Talgo has broken the record of India's fastest train, the recently launched Gatiman Express, by achieving a maximum speed of 180 km per hour on the Mathura-Palwal stretch.
On July 13, the high speed Spanish Talgo train broke the record of India’s fastest train, the recently launched Gatiman Express, by achieving a maximum speed of 180 km per hour on the Mathura-Palwal stretch.
It covered the distance of 84 km, which normally takes about 90 minutes, in 38 minutes. The train had nine empty coaches hauled by a Varanasi-made 4,500-HP diesel engine.
“The feeling of the train running at such a high speed was amazing. Before the trial, we were a bit worried about the performance of the coaches at 180 kmph, but they ran exceptionally well, including on curves,” said Vivek Sharma, second loco pilot in the engine of the train, to Times of India.Lead pilot Sunil Kumar Pathak, the other driver in the train, added: “For me, the most striking part of the journey was the fact that an Indian diesel engine pulled the coaches at 180 kmph, a feat which no locomotive engine manufactured in the country had accomplished so far.”
Talgo consists of nine coaches — two executive class cars, four chair cars, a pantry car, a power car, and a tail-end coach for staff and equipment.

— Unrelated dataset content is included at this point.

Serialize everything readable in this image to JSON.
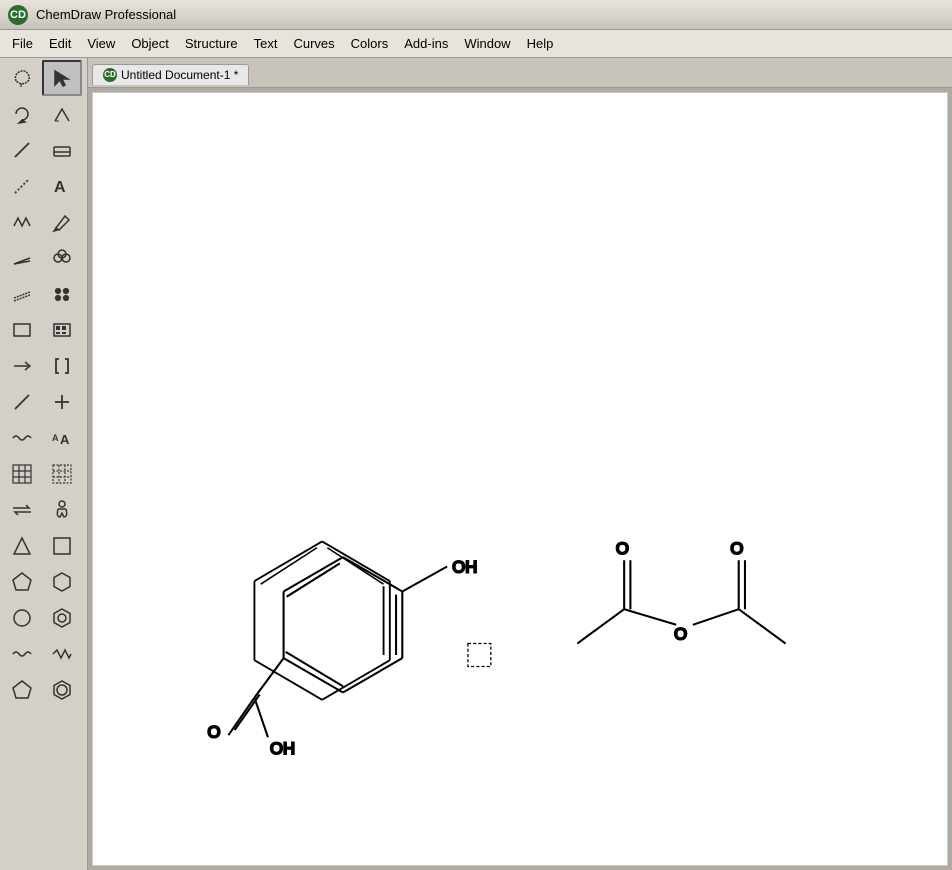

This is the second phase of trials for the train. It was supervised by engineers from Spain and Indian Railways’ Research Design and Standards Organisation (RDSO), Lucknow. About 20 more rounds of tests will take place till July 26, before the use and suitability of this train for Indian tracks is determined.
Sandbags will be placed on seats to simulate passenger weight in the third trial. The test run will take place between Mumbai and New Delhi, a distance of about 1400 km, and will attempt to achieve a top speed of 220 kmph. Talgo envisages that this 17-hour journey will be completed in 12 hours by the high speed train.
Talgo is a Madrid based manufacturer of high speed passenger trains. Its lightweight aluminium coaches are designed to run along curves without decelerating.
Talgo coaches weigh much less than Indian Railways’ coaches and also consume 30% less energy, besides helping reduce travel time of course.
“Today’s successful achievement is a major milestone in the history of railways and it takes us closer to our dreams of having high-speed train service on the existing railway tracks,” Dilip Kumar Singh, Additional Divisional Railway Manager (ADRM) of Agra, said, on behalf of Indian Railways.